Extracted records:
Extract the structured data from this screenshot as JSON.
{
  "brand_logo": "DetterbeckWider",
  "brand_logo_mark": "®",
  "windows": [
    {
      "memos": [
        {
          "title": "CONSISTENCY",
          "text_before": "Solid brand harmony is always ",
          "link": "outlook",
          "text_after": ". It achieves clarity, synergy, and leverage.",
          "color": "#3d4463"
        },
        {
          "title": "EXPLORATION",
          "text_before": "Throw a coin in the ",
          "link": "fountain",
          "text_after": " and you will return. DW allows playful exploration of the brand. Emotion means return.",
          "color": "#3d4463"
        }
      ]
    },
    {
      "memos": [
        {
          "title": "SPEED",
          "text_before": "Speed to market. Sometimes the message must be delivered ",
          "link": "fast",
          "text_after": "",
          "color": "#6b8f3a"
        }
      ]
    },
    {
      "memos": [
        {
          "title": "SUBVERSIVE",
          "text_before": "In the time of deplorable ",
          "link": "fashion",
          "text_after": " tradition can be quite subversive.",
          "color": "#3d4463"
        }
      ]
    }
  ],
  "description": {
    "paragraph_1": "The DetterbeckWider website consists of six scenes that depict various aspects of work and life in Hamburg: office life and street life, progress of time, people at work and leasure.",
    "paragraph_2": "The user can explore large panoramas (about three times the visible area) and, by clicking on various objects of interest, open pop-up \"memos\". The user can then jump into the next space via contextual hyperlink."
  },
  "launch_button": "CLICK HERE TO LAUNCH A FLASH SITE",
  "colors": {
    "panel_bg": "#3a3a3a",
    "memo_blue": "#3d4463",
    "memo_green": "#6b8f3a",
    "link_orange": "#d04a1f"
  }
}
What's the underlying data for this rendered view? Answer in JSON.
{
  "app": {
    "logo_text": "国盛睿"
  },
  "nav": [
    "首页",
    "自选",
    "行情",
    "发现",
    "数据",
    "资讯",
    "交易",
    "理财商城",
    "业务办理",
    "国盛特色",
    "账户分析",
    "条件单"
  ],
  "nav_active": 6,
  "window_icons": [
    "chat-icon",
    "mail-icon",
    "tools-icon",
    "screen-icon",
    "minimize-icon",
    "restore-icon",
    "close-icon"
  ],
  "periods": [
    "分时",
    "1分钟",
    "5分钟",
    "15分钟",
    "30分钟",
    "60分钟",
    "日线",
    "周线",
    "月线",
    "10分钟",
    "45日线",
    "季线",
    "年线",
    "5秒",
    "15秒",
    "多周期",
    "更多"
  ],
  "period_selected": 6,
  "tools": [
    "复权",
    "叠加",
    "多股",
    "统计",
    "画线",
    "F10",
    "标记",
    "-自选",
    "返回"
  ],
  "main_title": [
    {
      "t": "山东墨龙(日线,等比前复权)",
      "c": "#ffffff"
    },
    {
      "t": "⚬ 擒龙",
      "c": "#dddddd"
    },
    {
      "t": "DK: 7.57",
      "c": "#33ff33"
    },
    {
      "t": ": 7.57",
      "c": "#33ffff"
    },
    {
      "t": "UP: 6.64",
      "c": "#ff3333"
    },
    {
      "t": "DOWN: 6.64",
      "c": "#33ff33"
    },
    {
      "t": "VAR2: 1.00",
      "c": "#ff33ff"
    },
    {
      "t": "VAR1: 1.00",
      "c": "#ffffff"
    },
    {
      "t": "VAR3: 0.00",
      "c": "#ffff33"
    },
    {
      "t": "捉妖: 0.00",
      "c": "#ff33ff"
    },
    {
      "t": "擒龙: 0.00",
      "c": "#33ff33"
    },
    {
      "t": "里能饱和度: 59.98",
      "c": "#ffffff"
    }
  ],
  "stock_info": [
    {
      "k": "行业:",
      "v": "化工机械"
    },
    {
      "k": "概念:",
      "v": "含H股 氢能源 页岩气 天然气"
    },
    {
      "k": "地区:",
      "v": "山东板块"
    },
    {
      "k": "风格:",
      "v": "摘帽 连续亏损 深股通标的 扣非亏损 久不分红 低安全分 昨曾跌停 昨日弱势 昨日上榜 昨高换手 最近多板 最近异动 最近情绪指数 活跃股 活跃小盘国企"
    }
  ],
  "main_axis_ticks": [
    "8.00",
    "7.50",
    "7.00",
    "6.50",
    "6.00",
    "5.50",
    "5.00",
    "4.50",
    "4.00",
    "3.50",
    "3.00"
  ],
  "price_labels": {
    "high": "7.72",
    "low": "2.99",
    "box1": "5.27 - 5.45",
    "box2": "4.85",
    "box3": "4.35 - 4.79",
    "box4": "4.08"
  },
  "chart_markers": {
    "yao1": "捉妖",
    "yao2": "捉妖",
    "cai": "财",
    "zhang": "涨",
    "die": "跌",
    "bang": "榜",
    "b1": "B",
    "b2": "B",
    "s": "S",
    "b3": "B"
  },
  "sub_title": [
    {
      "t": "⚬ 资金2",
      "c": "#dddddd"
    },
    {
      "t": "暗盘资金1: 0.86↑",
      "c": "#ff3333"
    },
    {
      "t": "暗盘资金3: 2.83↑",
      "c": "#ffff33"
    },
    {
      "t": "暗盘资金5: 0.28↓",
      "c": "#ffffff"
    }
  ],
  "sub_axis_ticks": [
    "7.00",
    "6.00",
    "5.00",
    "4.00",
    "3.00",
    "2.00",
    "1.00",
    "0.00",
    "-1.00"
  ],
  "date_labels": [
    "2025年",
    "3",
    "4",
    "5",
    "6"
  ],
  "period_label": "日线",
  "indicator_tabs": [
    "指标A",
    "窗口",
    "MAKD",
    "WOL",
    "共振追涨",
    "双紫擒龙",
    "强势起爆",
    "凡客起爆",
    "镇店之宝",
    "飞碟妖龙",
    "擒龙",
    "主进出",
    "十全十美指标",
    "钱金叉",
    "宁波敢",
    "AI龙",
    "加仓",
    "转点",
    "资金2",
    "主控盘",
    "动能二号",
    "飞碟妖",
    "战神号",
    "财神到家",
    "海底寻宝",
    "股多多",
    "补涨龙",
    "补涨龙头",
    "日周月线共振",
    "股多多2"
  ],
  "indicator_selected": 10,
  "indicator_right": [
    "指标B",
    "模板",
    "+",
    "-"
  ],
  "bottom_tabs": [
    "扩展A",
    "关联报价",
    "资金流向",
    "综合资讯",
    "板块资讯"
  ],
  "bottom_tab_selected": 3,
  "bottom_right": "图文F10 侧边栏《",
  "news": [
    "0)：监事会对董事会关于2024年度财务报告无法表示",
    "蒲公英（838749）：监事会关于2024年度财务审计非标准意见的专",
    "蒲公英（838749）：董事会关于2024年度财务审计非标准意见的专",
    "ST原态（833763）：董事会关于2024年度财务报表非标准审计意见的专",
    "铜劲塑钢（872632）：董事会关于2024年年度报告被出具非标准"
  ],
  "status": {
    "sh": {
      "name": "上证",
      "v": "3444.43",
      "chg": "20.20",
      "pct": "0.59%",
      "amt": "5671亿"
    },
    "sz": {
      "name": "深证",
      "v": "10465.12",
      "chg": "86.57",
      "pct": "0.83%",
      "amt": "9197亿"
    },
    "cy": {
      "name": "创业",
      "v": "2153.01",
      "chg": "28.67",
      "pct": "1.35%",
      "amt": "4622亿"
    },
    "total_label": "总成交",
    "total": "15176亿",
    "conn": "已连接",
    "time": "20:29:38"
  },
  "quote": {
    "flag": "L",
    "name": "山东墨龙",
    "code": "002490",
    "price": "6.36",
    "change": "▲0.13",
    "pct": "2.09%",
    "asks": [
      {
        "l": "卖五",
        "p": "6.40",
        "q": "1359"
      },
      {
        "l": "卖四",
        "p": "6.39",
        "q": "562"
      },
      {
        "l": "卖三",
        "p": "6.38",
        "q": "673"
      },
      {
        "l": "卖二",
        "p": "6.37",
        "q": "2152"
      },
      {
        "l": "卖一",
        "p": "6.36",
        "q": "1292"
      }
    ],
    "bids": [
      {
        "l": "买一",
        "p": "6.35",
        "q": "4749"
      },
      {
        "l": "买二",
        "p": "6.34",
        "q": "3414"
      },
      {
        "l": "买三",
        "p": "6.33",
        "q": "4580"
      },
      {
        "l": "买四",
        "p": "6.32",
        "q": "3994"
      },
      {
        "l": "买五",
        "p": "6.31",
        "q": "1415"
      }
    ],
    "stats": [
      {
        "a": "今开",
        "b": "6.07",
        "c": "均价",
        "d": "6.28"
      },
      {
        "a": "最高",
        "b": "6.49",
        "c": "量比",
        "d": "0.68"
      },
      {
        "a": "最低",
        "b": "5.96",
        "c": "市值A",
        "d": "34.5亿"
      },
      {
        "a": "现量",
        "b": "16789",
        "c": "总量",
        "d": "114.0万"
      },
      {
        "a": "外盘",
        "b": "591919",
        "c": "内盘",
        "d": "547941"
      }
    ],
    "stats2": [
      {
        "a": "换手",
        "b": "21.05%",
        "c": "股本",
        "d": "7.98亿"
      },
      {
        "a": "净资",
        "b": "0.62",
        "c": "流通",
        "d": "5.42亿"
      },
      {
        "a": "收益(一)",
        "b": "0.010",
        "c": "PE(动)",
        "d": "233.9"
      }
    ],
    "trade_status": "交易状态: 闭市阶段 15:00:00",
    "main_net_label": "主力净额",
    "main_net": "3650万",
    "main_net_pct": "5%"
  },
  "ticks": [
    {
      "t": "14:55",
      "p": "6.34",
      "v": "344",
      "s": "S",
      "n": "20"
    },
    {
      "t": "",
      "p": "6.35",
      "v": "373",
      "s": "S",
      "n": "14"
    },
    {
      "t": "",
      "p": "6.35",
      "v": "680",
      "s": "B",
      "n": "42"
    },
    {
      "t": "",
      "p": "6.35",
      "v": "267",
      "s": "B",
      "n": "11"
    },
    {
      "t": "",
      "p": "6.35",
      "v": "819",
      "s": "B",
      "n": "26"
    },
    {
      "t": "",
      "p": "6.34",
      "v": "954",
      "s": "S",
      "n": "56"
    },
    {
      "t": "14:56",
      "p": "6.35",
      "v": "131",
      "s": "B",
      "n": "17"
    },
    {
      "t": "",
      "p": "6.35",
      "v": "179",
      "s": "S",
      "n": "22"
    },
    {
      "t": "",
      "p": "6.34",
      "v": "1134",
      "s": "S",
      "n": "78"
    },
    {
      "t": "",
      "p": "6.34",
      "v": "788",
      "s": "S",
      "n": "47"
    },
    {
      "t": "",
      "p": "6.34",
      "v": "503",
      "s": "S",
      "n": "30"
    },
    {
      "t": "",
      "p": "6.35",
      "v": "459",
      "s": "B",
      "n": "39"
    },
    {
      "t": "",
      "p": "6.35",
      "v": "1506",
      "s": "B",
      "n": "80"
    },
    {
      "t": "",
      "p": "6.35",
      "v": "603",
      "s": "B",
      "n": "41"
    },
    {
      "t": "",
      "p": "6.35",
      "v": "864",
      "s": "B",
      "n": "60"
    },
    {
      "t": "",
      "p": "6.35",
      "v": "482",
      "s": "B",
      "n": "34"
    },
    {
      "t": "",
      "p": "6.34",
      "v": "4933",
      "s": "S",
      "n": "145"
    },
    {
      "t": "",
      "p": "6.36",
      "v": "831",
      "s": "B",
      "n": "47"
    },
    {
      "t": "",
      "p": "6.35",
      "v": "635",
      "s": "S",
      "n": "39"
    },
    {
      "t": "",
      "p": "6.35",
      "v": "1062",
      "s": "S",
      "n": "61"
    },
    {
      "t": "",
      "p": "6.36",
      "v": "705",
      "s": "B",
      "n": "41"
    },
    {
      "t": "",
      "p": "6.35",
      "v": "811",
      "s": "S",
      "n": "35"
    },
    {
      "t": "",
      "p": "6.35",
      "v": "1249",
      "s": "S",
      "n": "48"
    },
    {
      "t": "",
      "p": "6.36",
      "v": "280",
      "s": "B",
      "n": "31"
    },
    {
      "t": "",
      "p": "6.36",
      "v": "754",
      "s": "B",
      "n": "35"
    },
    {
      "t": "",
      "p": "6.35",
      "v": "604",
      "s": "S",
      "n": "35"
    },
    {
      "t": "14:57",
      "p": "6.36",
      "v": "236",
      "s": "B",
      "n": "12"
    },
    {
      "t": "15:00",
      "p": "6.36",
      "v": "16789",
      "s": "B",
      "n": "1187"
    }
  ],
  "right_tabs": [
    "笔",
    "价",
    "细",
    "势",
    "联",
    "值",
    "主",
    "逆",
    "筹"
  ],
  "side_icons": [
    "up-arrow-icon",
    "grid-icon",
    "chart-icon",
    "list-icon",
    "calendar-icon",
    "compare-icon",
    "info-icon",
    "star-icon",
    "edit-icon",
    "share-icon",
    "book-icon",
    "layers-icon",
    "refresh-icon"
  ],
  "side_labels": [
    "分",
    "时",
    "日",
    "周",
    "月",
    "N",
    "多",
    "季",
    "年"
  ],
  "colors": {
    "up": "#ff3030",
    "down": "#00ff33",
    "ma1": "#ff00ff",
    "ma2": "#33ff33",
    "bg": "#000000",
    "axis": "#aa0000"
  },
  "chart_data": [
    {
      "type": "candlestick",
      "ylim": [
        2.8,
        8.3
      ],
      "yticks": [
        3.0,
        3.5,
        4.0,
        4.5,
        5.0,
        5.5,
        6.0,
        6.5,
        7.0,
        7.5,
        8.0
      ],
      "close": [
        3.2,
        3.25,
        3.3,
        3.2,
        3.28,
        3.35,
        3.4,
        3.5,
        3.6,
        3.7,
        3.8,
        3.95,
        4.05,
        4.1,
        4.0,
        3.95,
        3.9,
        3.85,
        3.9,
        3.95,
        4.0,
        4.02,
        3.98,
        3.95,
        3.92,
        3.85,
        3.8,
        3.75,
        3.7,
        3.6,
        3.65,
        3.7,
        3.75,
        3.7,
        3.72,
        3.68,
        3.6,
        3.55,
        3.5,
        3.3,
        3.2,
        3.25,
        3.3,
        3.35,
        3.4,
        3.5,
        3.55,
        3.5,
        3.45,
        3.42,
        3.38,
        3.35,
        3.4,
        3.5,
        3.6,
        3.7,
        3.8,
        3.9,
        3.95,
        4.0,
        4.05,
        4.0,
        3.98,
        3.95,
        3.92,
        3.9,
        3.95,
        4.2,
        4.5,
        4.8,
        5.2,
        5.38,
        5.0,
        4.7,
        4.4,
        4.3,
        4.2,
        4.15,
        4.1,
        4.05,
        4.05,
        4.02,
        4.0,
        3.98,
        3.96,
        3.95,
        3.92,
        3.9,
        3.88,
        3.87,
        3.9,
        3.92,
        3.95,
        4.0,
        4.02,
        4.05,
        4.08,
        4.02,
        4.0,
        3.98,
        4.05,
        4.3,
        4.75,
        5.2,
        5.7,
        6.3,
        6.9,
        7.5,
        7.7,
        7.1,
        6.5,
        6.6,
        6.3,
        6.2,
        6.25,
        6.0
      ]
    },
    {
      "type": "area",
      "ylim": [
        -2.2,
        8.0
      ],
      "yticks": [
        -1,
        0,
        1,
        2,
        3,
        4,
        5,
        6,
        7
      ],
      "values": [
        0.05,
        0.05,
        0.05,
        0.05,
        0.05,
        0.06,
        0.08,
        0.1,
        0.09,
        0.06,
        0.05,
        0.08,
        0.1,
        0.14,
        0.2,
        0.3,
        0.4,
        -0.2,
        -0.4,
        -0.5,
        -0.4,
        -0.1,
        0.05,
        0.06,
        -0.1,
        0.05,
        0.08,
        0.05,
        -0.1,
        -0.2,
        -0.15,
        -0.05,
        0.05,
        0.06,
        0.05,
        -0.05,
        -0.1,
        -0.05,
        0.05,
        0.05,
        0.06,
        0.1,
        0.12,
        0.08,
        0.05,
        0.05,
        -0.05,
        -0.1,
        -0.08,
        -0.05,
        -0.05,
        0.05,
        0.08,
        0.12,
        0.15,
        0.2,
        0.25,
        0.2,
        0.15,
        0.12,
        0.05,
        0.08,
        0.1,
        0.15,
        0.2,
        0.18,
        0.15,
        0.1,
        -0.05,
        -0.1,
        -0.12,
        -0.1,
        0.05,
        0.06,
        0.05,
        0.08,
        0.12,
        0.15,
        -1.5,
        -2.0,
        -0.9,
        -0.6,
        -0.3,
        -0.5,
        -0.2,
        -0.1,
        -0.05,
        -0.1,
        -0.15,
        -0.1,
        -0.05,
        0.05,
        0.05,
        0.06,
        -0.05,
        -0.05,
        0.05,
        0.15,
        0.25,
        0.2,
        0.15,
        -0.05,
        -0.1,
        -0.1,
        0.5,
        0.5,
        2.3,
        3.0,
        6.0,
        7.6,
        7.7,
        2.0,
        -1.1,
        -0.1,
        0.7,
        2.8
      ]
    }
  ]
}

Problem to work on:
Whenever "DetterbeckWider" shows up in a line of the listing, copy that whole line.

Output:
  "brand_logo": "DetterbeckWider",
    "paragraph_1": "The DetterbeckWider website consists of six scenes that depict various aspects of work and life in Hamburg: office life and street life, progress of time, people at work and leasure.",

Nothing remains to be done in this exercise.